What’s even more compelling, though, in my view, is the engine that’s powering the delivery of said communication – namely, the Taptic Engine. Beyond its use for notifications and communication on the Watch, Apple has implemented its Taptic Engine in one other form: trackpads. Apple has put the tech into the new MacBook and the refreshed 13-inch Retina MacBook Pro. I had an opportunity to play with the Force Touch trackpad (about 30 minutes) at my favorite Apple Store here in San Francisco, and came away very, very impressed.
I find Apple’s embrace of haptic feedback fascinating and exciting, because the use of haptic technology has some very real benefits in terms of accessibility.
In the overview I wrote for MacStories of the new Accessibility features of iOS 8, I said this about the operating system’s support for third-party keyboards:
This topic (as well as QuickType) is worthy of its own standalone article, but the accessibility ramifications of iOS 8’s third party keyboard API are potentially huge for those with special needs.
Four months later, that statement still holds true.
Over the past few weeks, I’ve been using two such keyboards — Fleksy and Keedogo — in an effort to not only simply test-drive a new feature, but also to gauge the accessibility merits of the keyboards. While I’ve found Fleksy and Keedogo to be fine in terms of accessibility, even in the midst of testing them, I’ve found myself going back to Apple’s stock keyboard. In the end, that I don’t use any third-party keyboard as a replacement for the default one on my iOS devices is no fault of either developer — it’s Apple’s.
Before explaining why it’s Apple’s fault, though, it’s important to discuss the virtues of Fleksy and Keedogo.
Soon after WWDC ended in June, I wrote a piece for MacStories in which I briefly summarized all the new features Apple added to Accessibility in iOS 8. Since then, I’ve spent a lot of time with the iOS 8 beta builds over the summer, and have found several features and little touches – even some things that aren’t specific to Accessibility – that merit a more detailed look. What follows are my personal impressions of such.
Since this year’s WWDC keynote ended, the focus of any analysis on iOS 8 has been its features — things like Continuity, Extensions, and iCloud Drive. This is, of course, expected: iOS is the operating system that drives Apple’s most important (and most profitable) products, so it’s natural that the limelight be shone on the new features for the mass market.
As I’ve written, however, the Accessibility features that Apple includes in iOS are nonetheless just as important and innovative as the A-list features that Craig Federighi demoed on stage at Moscone.
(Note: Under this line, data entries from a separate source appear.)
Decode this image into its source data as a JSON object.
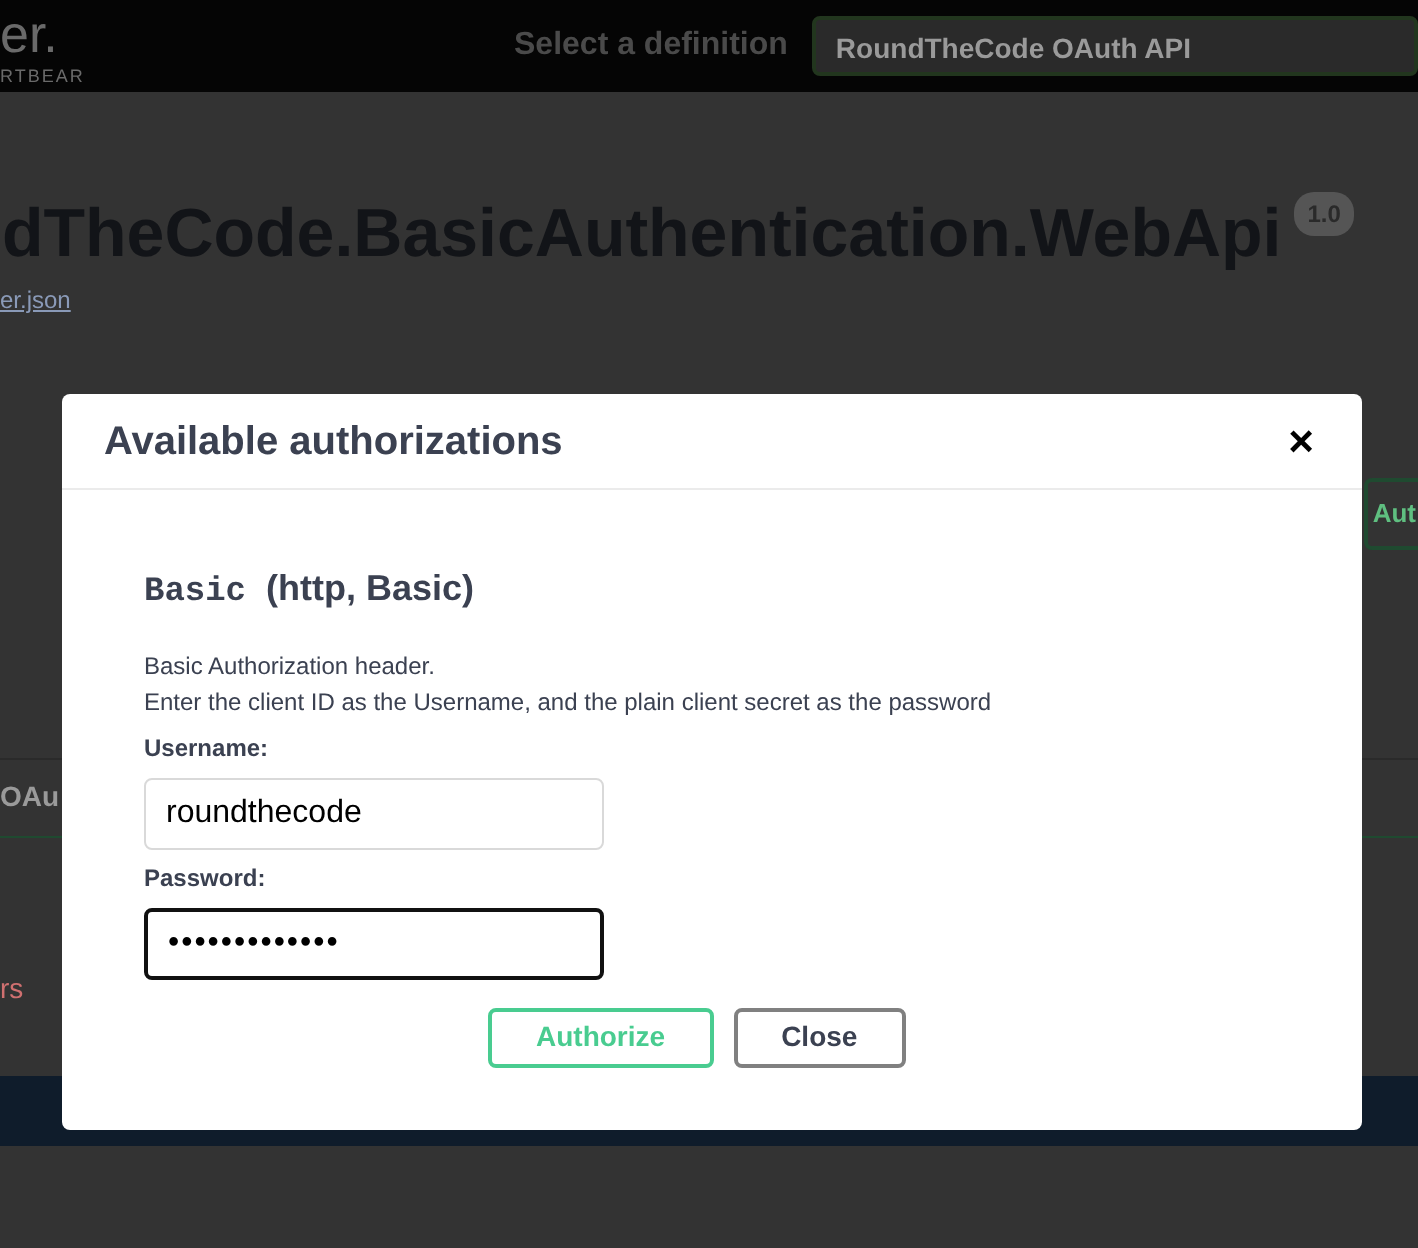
{
  "topbar": {
    "logo_text": "er.",
    "logo_subtext": "RTBEAR",
    "definition_label": "Select a definition",
    "definition_value": "RoundTheCode OAuth API"
  },
  "info": {
    "title": "dTheCode.BasicAuthentication.WebApi",
    "version": "1.0",
    "link": "er.json"
  },
  "behind": {
    "authorize_fragment": "Aut",
    "tag_fragment": "OAu",
    "text_fragment": "rs"
  },
  "dialog": {
    "title": "Available authorizations",
    "close": "×",
    "scheme": {
      "name": "Basic",
      "type": "(http, Basic)"
    },
    "description": [
      "Basic Authorization header.",
      "Enter the client ID as the Username, and the plain client secret as the password"
    ],
    "fields": [
      {
        "label": "Username:",
        "value": "roundthecode",
        "kind": "text",
        "focused": false
      },
      {
        "label": "Password:",
        "value": "•••••••••••••",
        "kind": "password",
        "focused": true
      }
    ],
    "buttons": [
      {
        "label": "Authorize",
        "kind": "authorize"
      },
      {
        "label": "Close",
        "kind": "close"
      }
    ]
  }
}
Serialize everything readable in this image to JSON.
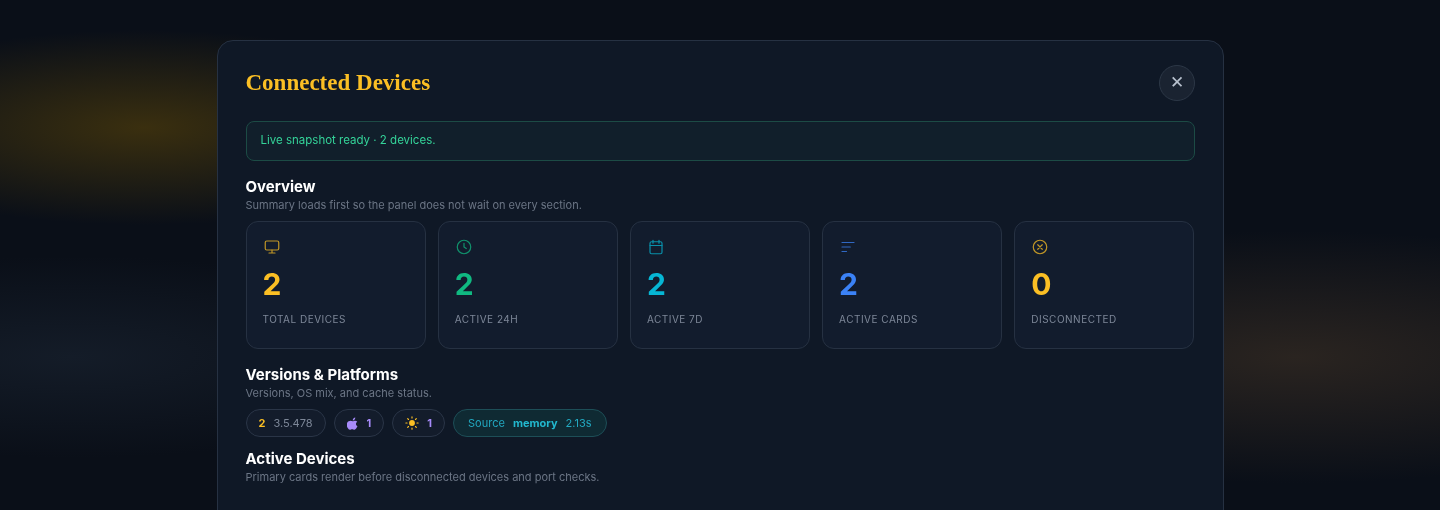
{
  "dialog": {
    "title": "Connected Devices",
    "close_label": "✕"
  },
  "banner": {
    "text": "Live snapshot ready · 2 devices."
  },
  "overview": {
    "heading": "Overview",
    "subtitle": "Summary loads first so the panel does not wait on every section.",
    "stats": [
      {
        "kind": "monitor",
        "value": "2",
        "label": "TOTAL DEVICES",
        "color": "#fbbf24"
      },
      {
        "kind": "clock",
        "value": "2",
        "label": "ACTIVE 24H",
        "color": "#10b981"
      },
      {
        "kind": "calendar",
        "value": "2",
        "label": "ACTIVE 7D",
        "color": "#06b6d4"
      },
      {
        "kind": "list",
        "value": "2",
        "label": "ACTIVE CARDS",
        "color": "#3b82f6"
      },
      {
        "kind": "x-circle",
        "value": "0",
        "label": "DISCONNECTED",
        "color": "#fbbf24"
      }
    ]
  },
  "versions": {
    "heading": "Versions & Platforms",
    "subtitle": "Versions, OS mix, and cache status.",
    "chips": [
      {
        "kind": "version",
        "count": "2",
        "text": "3.5.478"
      },
      {
        "kind": "apple",
        "count": "1"
      },
      {
        "kind": "sun",
        "count": "1"
      },
      {
        "kind": "source",
        "label": "Source",
        "value": "memory",
        "time": "2.13s"
      }
    ]
  },
  "active_devices": {
    "heading": "Active Devices",
    "subtitle": "Primary cards render before disconnected devices and port checks."
  }
}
Indeed, Apple is to be lauded for their year-over-year commitment to improving iOS’s Accessibility feature set, and they continue that trend with iOS 8.
Here, I run down what’s new in Accessibility in iOS 8, and explain briefly how each feature works.